Saturday, April 7, 2018

7 Must-See Waterfalls in Benguet

Within a few weeks from now, the rainy season will be bearing upon us at full speed. As water cascades down the hills, mountains, creeks, and streams, our rivers swell to their highest levels. For those looking for a little bit of watery adventure, it’s the perfect time to go chasing waterfalls. So without further ado, I present to you some of the best waterfalls that the province of Benguet has to offer. [Note: This list only includes those waterfalls I’ve personally seen.]

1. Mangta Falls (Bakun) – You have to hike for about an hour from Poblacion, Bakun to reach this waterfall which also happens to be located in the foot of the mountain range that’s topped by Mt. Tenglawan. For thousands of years, the waterfall pounded on the solid rock below creating a small but deep pool of water. Swimming at the pool is not advisable during the rainy season as the waters turn into a churning cesspool of strong and dangerous currents. To get a full view of Mangta Falls, you need to make your way up Mt. Gedgedayan or Mt. Kabunian. You don’t have to climb all the way to the top. Just get to a point in the trail wherein you’re at least within eye-level with the falls.

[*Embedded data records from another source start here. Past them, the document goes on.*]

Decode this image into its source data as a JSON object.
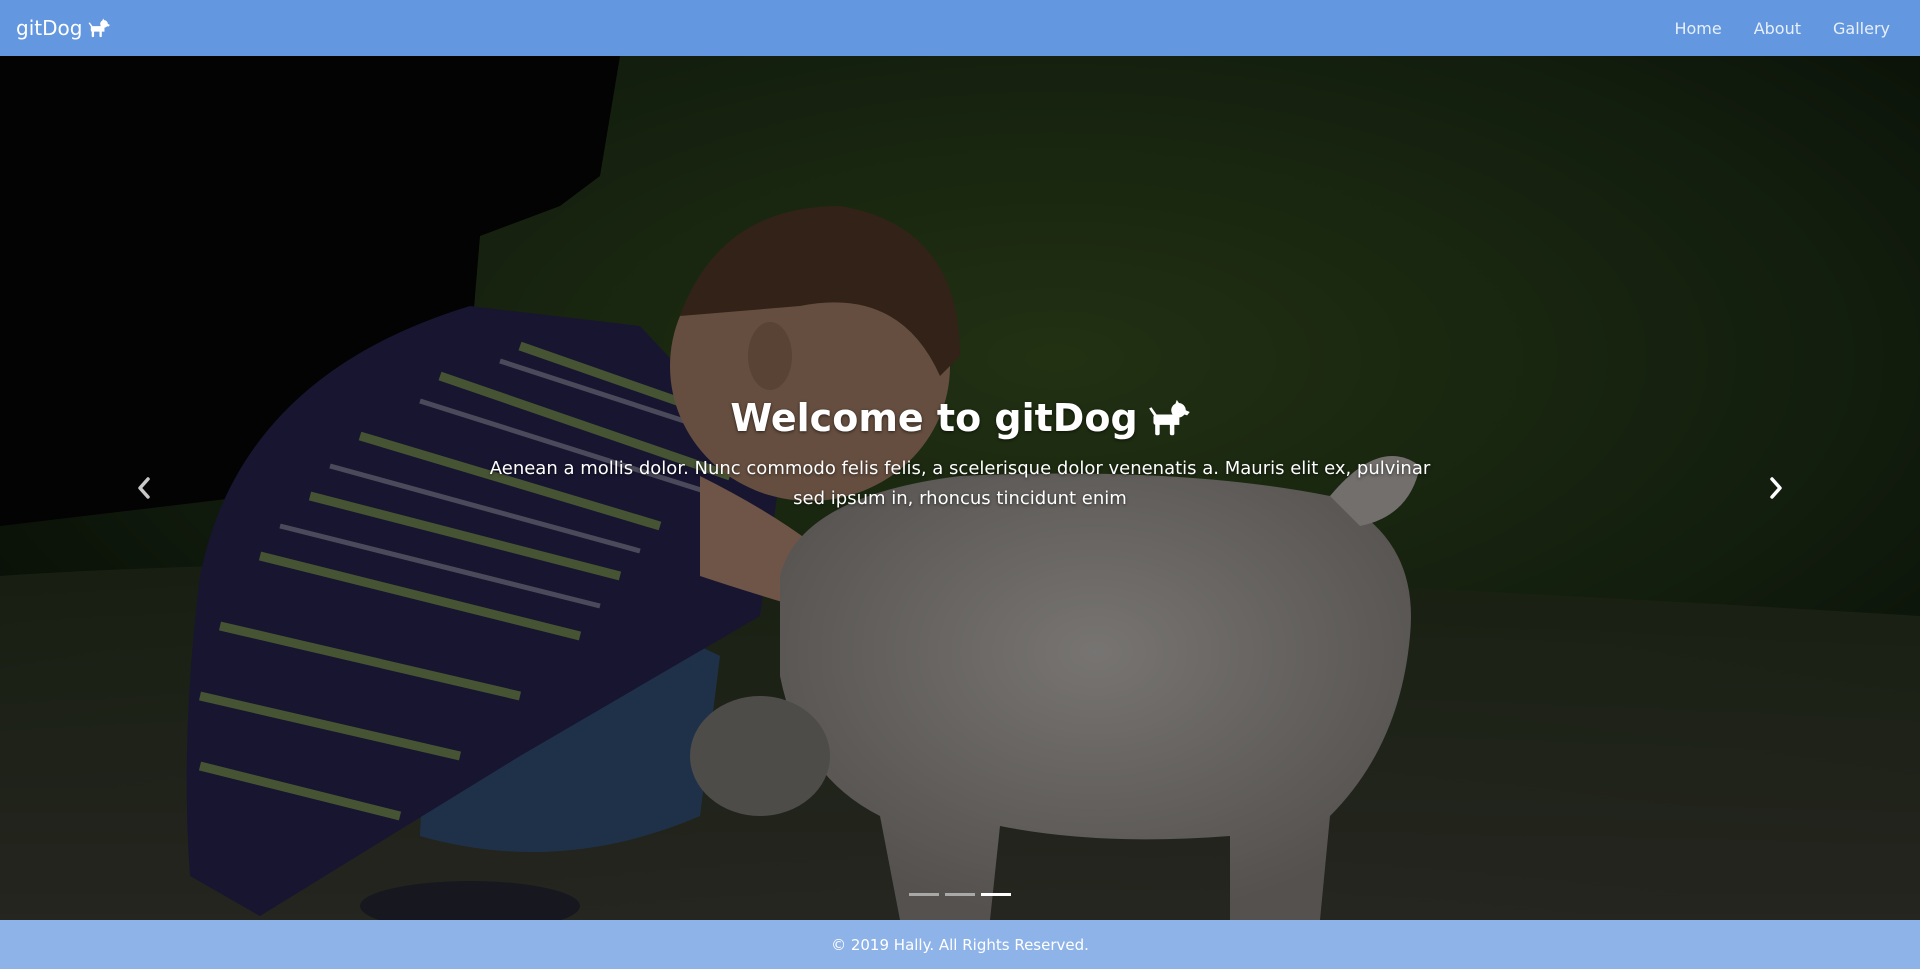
{
  "navbar": {
    "brand": "gitDog",
    "brand_icon": "dog-icon",
    "links": [
      {
        "label": "Home"
      },
      {
        "label": "About"
      },
      {
        "label": "Gallery"
      }
    ],
    "background": "#6397df"
  },
  "hero": {
    "title": "Welcome to gitDog",
    "title_icon": "dog-icon",
    "text": "Aenean a mollis dolor. Nunc commodo felis felis, a scelerisque dolor venenatis a. Mauris elit ex, pulvinar sed ipsum in, rhoncus tincidunt enim",
    "prev_icon": "chevron-left-icon",
    "next_icon": "chevron-right-icon",
    "slide_count": 3,
    "active_slide": 3
  },
  "footer": {
    "text": "© 2019 Hally. All Rights Reserved.",
    "background": "#8eb3e9"
  }
}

2. Tekip Falls (Bakun) – Probably one of the best waterfalls I’ve ever personally seen. However, the waterfall is a hit-and-miss. During the summer months, it dries up to the point that all you see is a trickle of water. But during the rainy months, it’s a complete beauty. When bathing under it, you have to be careful because of the pressure and the chance that there may be debris falling along with the water.

3. Bayokbok Falls (Tublay, La Trinidad) – Just a few kilometres away from Poblacion, La Trinidad, Bayokbok is composed of one big waterfall and two smaller layers above it. The waterfall is located just a stone’s throw away from the Asin hot spring. Just make your way to the hanging bridge, follow the trail, hit a small road and ask the locals for the final direction to the waterfall. It’s nice going there during the summer months because the waters turn pristine blue. During the rainy season, the waterfall is a magnificent gurgling beauty but the blue waters are transformed into chocolate brown.

4. Badi Falls (Kapangan) – This is actually a series of more than four picturesque waterfalls. You make your way to the riverbed at the foot of a mountain then slowly creep your way up river. Each waterfall is but several minutes away from each other. We’ve been there a month or so ago and the river current is still decent enough albeit the absence of rains. I’d like to go back there when the rainy season is in full swing and the river current doubles or even triples.

5. Pattan Falls (Bakun) – We made a quick side trip to this waterfall after we summited Mt. Kabunian. The water here is not that strong but apparently it grows dangerously strong during a typhoon. In fact, the hanging bridge which runs across just below it is a mangled mess of twisted metal and wires. I can only presume that it got torn to pieces by the raging waters during a storm.

6. Kitong Falls (Tublay) – Just like Tekip Falls, this waterfall dries up to a trickle during the summer season. When we went there, it was April I think so there was no water. All that was left was a great pool of stagnant water at the foot of it. Nevertheless, this is a nice side trip for those who visit the Bengaongao and Paterno Caves in Ambongdolan. The waterfall is just a few minutes’ walk away from the entrance to Bengaongao Cave.

7. Pajekpek Falls and Suyok Falls (Dalupirip, Itogon) – I didn’t personally see this waterfall but I’ve heard from a few acquaintances that it’s quite good. I’m taking their word for it. All I know of the waterfall are a couple of photos that I’ve seen online. We were supposed to go there a week or so ago after our hike up Mt. Pigingan but we didn’t have enough time. Supposedly, the waterfall is about an hour away from the section of Agno River at the jump-off point. Dalupirip would be the perfect place for a waterfall. Imagine dipping in the cool waters after a hot and sweaty hike.

So there you go. If you think I missed something or if you have something to add, feel free to chime in at the comments section below.